A few weekends ago I was invited to give a practical workshop aimed around urban survival, Urban Riding Training for newly formed ScooToronto club of 58 members. The club also invited Pekka Jokiniemi motorcycle training constable for the Toronto police operations. We were to work together to offer the club a Saturday filled with urban riding tactics.
I arranged to meet with Pekka the day before to coördinate our training methods and goals. Pekka trains the motorcycle police who start learning on the usually large-sized police motorcycles. These can be either a Harley-Davidson or a Honda.
Saturday, and only about a dozen of the club showed up (6 had canceled) we met at the 51 division Toronto police station (I was hoping to find myself a few officers or test ride a police bike, but no luck – this time) and used their training room facilities to talk traffic survival before heading out to the parking lot. One of the members of Toronto Moto & Scooter Club had designed a slide presentation which challenged the members with traffic smarts. What I really enjoyed were the many close call tales each rider had and how they were keen to relate and share. Their stories were further detailed of challenge within the urban jungle of city riding.
Plus many of the members, being that the club was so new, had not yet made acquaintance with each other. So the workshop made for some extra camaraderie.
So off we went – we made available some good exercises for slow speed control as one of the initial lesson start-ups. Riding a scooter slow, since it has a CVT transmission is achieved by keeping the rear brake lever applied as the throttle’s turned up to the friction zone. The scooters in the workshop ranged from 50cc to 400cc.
I had to leave early for a prior commitment leaving Pekka to handle the group’s wrap up lessons.
I took a few photos and even captured Glenda, one of the clubs founders on her brand new sea green beauty scooter.

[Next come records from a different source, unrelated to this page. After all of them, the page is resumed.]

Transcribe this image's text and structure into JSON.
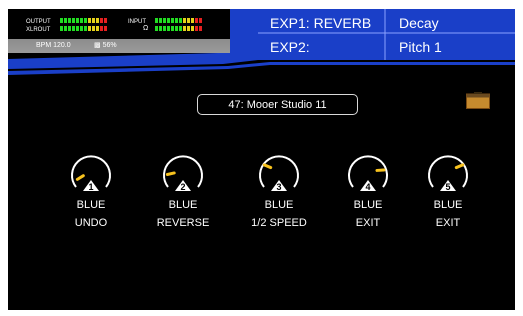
{
  "meters": {
    "output_label": "OUTPUT",
    "xlrout_label": "XLROUT",
    "input_label": "INPUT",
    "headphone_icon": "headphone-icon"
  },
  "status": {
    "bpm": "BPM 120.0",
    "cpu": "56%",
    "cpu_icon": "cpu-icon"
  },
  "exp": {
    "exp1_label": "EXP1: REVERB",
    "exp1_value": "Decay",
    "exp2_label": "EXP2:",
    "exp2_value": "Pitch 1"
  },
  "preset": {
    "name": "47: Mooer Studio 11"
  },
  "amp_icon": "amp-icon",
  "knobs": [
    {
      "number": "1",
      "color": "BLUE",
      "function": "UNDO",
      "level": 0.05
    },
    {
      "number": "2",
      "color": "BLUE",
      "function": "REVERSE",
      "level": 0.12
    },
    {
      "number": "3",
      "color": "BLUE",
      "function": "1/2 SPEED",
      "level": 0.25
    },
    {
      "number": "4",
      "color": "BLUE",
      "function": "EXIT",
      "level": 0.82
    },
    {
      "number": "5",
      "color": "BLUE",
      "function": "EXIT",
      "level": 0.75
    }
  ],
  "colors": {
    "accent_blue": "#1a3fc8",
    "knob_pointer": "#f7c21e",
    "meter_green": "#22dd22",
    "meter_yellow": "#e6d21a",
    "meter_red": "#e62020"
  }
}
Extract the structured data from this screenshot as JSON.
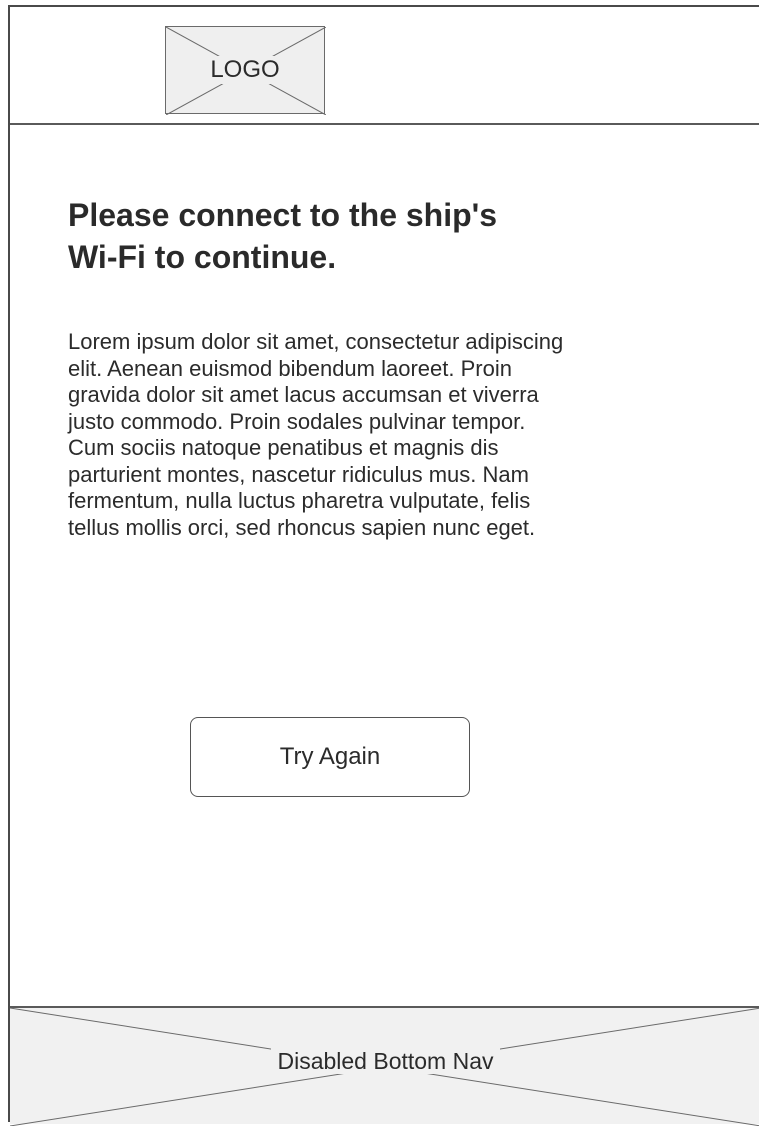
{
  "header": {
    "logo_label": "LOGO"
  },
  "main": {
    "heading_line1": "Please connect to the ship's",
    "heading_line2": "Wi-Fi to continue.",
    "body_lines": [
      "Lorem ipsum dolor sit amet, consectetur adipiscing",
      "elit. Aenean euismod bibendum laoreet. Proin",
      "gravida dolor sit amet lacus accumsan et viverra",
      "justo commodo. Proin sodales pulvinar tempor.",
      "Cum sociis natoque penatibus et magnis dis",
      "parturient montes, nascetur ridiculus mus. Nam",
      "fermentum, nulla luctus pharetra vulputate, felis",
      "tellus mollis orci, sed rhoncus sapien nunc eget."
    ],
    "try_again_label": "Try Again"
  },
  "bottom_nav": {
    "label": "Disabled Bottom Nav"
  }
}
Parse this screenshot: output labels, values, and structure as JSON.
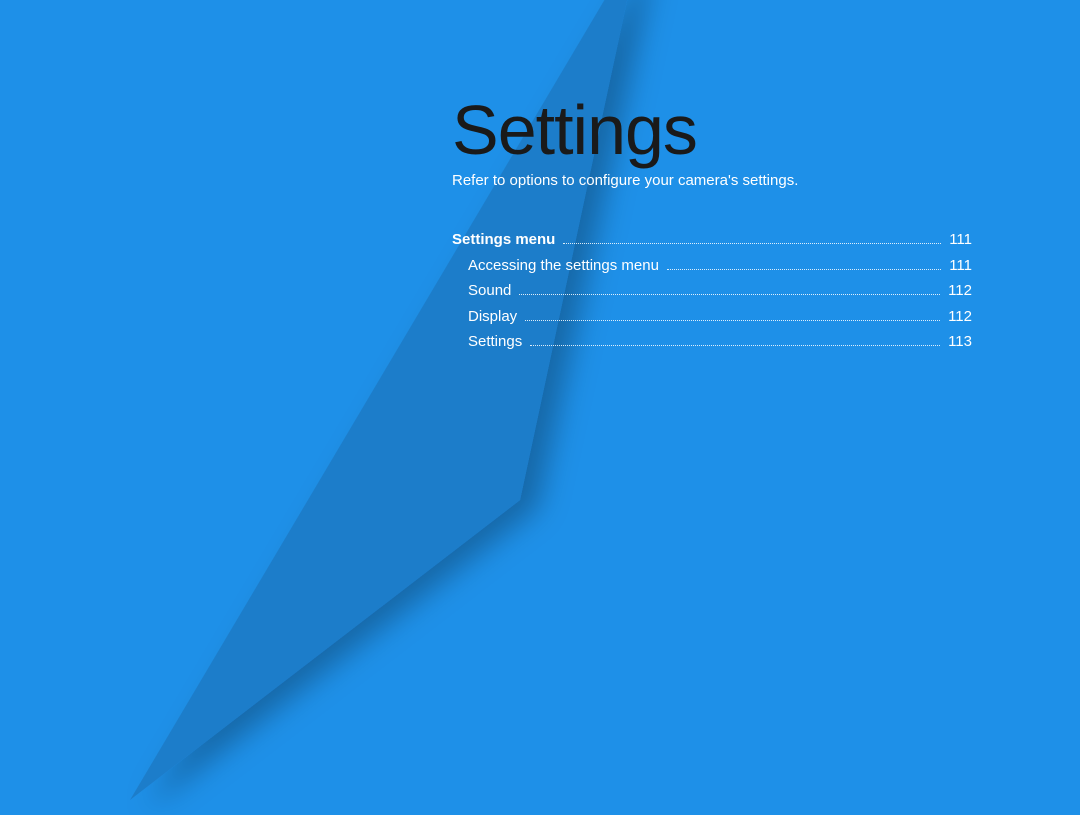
{
  "title": "Settings",
  "subtitle": "Refer to options to configure your camera's settings.",
  "toc": {
    "main": {
      "label": "Settings menu",
      "page": "111"
    },
    "items": [
      {
        "label": "Accessing the settings menu",
        "page": "111"
      },
      {
        "label": "Sound",
        "page": "112"
      },
      {
        "label": "Display",
        "page": "112"
      },
      {
        "label": "Settings",
        "page": "113"
      }
    ]
  },
  "colors": {
    "bg": "#1e90e8",
    "triangle": "#1f7dca",
    "shadow": "rgba(0,0,0,0.25)"
  }
}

If you live in Toronto, check out Toronto Moto & Scooter Club meetup page. There’s always a ride in the clubs agenda; be it short or long distance.